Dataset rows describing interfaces
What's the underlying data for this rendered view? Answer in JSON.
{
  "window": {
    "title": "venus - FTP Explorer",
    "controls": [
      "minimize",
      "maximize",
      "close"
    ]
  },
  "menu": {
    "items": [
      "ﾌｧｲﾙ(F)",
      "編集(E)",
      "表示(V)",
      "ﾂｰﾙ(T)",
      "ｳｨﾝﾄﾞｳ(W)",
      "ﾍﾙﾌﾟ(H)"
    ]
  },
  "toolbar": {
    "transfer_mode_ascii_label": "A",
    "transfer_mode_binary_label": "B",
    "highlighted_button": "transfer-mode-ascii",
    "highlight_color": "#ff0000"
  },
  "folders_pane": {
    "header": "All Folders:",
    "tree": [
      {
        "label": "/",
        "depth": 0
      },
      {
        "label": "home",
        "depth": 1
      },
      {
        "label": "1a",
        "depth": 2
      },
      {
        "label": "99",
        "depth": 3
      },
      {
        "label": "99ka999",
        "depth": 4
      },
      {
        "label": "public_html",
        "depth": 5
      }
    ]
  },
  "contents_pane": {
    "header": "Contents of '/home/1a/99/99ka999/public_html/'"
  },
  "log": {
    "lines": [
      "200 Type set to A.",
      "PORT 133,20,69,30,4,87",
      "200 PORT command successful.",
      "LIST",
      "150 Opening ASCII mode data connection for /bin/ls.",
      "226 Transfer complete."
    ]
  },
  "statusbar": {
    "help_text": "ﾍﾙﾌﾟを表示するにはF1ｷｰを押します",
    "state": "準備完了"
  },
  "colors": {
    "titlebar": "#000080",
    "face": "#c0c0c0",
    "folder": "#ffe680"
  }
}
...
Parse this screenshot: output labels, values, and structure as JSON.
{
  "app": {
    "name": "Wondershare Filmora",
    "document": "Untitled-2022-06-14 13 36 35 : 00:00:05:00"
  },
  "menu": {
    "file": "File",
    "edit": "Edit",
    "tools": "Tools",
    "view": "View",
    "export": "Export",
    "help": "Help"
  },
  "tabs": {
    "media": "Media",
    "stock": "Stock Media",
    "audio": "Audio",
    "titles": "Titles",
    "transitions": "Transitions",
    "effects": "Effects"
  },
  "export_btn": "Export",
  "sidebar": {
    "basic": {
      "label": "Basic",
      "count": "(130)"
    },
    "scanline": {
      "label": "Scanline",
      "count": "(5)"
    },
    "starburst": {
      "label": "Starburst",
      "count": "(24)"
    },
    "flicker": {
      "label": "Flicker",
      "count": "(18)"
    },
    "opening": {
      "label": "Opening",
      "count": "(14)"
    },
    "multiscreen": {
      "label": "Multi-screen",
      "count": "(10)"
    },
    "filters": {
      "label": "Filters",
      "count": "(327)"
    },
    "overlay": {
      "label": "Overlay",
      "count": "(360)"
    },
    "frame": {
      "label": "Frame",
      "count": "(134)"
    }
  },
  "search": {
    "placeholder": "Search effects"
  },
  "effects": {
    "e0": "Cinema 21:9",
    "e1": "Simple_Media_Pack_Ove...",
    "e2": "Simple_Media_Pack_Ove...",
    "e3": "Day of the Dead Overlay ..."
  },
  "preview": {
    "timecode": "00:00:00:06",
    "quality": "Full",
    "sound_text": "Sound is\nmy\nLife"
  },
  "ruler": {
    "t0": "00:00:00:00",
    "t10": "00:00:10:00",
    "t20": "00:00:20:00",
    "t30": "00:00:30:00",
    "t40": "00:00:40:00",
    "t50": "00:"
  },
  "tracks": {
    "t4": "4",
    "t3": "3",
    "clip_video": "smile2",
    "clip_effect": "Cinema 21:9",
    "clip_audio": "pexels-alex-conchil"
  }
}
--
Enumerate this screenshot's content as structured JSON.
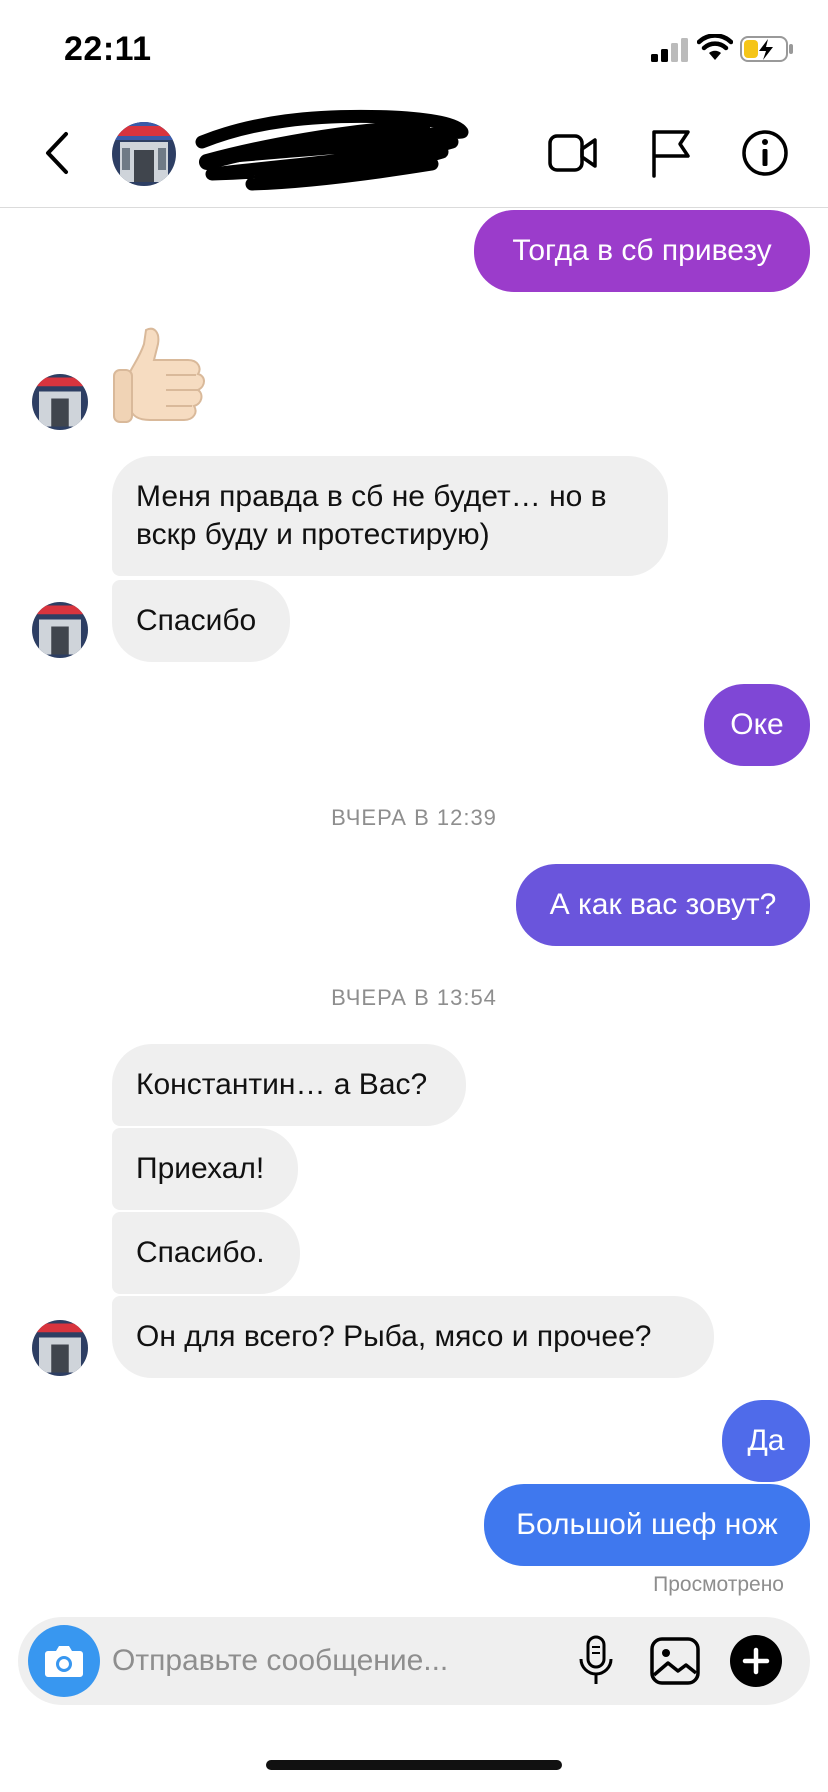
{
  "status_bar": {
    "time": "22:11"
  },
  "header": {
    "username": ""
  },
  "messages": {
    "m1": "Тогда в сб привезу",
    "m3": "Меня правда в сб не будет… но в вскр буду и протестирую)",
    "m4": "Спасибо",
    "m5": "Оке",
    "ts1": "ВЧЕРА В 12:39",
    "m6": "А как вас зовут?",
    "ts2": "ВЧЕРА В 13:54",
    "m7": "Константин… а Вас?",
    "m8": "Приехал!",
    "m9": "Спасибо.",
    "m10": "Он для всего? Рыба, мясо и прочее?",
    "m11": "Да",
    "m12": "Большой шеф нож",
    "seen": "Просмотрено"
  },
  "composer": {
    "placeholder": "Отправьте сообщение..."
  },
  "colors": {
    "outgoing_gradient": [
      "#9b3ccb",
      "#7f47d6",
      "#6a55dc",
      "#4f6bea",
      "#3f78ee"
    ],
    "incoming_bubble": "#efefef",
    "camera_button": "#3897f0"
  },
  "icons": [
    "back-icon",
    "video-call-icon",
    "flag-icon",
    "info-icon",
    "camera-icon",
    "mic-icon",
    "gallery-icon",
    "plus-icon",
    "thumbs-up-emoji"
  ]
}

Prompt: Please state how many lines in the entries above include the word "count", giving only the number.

Answer space: 9